A growing number of training managers are becoming increasingly interested in incorporating video into their learning programs because of its benefits for bringing dispersed employees together, while driving effective communication within the organization.
These managers realize that providing their employees with effective training tools that include video can have a profound impact on their business. But, even though there is little doubt that people respond better to video, creating one for training can still be challenging. That’s why learning and development departments are constantly looking to develop content that is not only engaging, but also helping the trainee retain the information better.
Any training manager would tell you that they personally want to nurture each employee’s development and provide them with the tools necessary to succeed. But, that’s in a perfect world. These days, it is becoming increasingly difficult to provide the appropriate training due to limited training budgets and time.
But, that’s where video integration comes in.
There’s a good reason companies such as Apple and SAS maintain employee quality — using video training in their employee development strategies. People just respond better to video. Educational research shows that 83 percent of human learning occurs visually, and combining pictures with an audio soundtrack can be quite compelling and effective. In fact, an effective training video not only engages its audience just as well as a television show or movie would, but, also arms employees with the training and knowledge needed to properly carry out day-to-day tasks. Additionally, an engaging video can do what a traditional training manual can’t – demonstrate complex concepts or processes.
Alex Salop, Director of Enterprise Product Marketing for BrainShark, said his company helps design programs that incorporate video into training.
“A one-minute video equals almost 1.8 million words in terms of retention,” said Salop, whose company creates platforms for how businesses create and share content. “Effective training videos incorporate subject matter experts, not just instructional designers.”
It is almost impossible for training managers to sit down with each employee, especially ones who are a part of a global workforce, for proper onboarding and knowledge transfer. This often results in a lack of connection between the company’s strategy and its employees — who are in most contact with customers and suppliers. Furthermore, this contact can be damaging to any organization’s success if not properly managed.

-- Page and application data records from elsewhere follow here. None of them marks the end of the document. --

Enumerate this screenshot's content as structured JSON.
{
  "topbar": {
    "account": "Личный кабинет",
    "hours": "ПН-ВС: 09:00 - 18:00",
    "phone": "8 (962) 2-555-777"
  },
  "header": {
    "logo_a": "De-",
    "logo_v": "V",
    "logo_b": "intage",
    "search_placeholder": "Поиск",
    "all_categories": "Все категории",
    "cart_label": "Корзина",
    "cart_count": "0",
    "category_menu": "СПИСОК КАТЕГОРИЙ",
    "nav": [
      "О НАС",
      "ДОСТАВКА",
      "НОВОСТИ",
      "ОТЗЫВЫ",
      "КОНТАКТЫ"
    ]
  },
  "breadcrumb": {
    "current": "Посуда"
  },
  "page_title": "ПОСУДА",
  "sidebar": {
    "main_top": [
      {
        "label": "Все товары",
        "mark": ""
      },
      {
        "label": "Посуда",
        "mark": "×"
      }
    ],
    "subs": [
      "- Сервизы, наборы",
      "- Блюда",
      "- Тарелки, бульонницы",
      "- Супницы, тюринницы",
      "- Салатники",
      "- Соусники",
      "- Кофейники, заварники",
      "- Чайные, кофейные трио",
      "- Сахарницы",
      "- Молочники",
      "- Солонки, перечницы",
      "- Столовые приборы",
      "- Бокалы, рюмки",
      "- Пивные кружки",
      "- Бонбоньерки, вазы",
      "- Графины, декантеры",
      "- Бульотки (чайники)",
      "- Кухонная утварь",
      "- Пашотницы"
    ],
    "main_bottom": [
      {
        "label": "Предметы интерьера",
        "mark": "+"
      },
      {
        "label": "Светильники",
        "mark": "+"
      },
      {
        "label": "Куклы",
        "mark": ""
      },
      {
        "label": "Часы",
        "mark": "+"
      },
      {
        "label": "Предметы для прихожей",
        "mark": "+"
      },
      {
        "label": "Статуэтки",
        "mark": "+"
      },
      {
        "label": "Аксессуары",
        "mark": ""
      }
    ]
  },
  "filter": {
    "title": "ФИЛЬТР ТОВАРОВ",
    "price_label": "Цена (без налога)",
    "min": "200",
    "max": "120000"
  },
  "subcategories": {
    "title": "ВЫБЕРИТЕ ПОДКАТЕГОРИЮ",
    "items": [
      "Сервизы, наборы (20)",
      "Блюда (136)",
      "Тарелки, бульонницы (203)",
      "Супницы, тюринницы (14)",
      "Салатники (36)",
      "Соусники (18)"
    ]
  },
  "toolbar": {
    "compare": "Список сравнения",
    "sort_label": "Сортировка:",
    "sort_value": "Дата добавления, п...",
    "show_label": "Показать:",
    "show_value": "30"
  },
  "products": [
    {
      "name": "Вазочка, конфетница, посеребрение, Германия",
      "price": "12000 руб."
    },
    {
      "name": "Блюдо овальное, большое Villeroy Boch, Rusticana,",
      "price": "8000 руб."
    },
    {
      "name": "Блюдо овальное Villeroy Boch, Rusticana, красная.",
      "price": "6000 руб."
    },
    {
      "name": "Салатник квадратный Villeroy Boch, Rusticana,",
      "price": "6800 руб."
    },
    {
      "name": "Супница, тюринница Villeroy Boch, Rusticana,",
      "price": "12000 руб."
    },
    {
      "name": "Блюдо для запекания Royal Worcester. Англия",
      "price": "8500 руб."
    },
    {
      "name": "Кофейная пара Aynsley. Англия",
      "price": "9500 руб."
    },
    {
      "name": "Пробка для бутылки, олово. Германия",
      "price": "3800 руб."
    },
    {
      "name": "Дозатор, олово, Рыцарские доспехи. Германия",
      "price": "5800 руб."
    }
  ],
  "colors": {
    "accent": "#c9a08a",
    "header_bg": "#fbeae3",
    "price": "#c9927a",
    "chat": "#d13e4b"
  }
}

“Branding consistency is key, especially if there are regulatory implications,” Salop said. “Video integration in training ensures consistency across the board resulting in each employee receiving the same message and not straying from the organization’s standards and guidelines.”
Even the best trainers admit that incorrect information often slips through the training cracks, especially if an organization is dealing with a global workforce. Additionally, the message’s quality can vary from trainer to trainer. Incorporating video into training allows the company to control the message — content and delivery, no matter the location.
Lowering Training Costs
Even though video integration, especially high-quality ones, can be a tremendous expense for any company’s training budget, it is important to note the return on investment it delivers over a time period. Typically, training videos have a shelf life of about five years — an investment that has a long term pay off, since facets of it can always be reused over time.
Salop said that training videos also help with volume training.
“We were able to help save one client more than a $1 million by incorporating video to train their 1,000-person sales force,” he said. “We did so by interviewing subject matter experts [on camera], as opposed to sending them in the field to train the employees.”
Spreading the Word
Learners these days tend to use the tools provided just before they really have to. And, to meet this need, training managers are now looking for ways to provide asynchronous or student-centered learning.
Audrey Polce, a solutions consultant at BrainShark, works with L&D departments. She said that video integration helps with training since it can be delivered to an audience in several ways.
“You can send employees an email with a link to the video,” she said. “Most videos these days are mobile-enabled allowing viewers to watch them on their own time from any IOS device.”
Training videos continue to evolve with users accessing them in several different ways. Additionally, research shows that combining audio and video reinforces the content in several areas of the brain — increasing the likelihood of the material being stored in long-term memory. Learning managers are paying close attention to this developing ways to provide effective training tools that incorporate video into their programs.
Tips for Effectively Using Video
- Taking your Message from Being Informative to Transformative
Don’t rely on testimonials. Instead, gather footage of employees’ day-to-day activities. This helps the trainee gain a better understanding of the company and its expectations.
- Involving Leadership in the Video
Globally dispersed employees often feel disconnected with leadership and struggle seeing the big picture. Try incorporating short interviews with leadership to add to the training. This not only allows you to translate strategic objectives to ground-level trainees, but also, shows the collaborative and unified spirit at your company.
- Thinking Visually
Gone are the ways of over-produced videos with unrealistic scenarios, aspiring music and bad graphics. Don’t just narrate expectations. Sometimes, it is just better and effective to show visuals detailing a process instead of talking about it.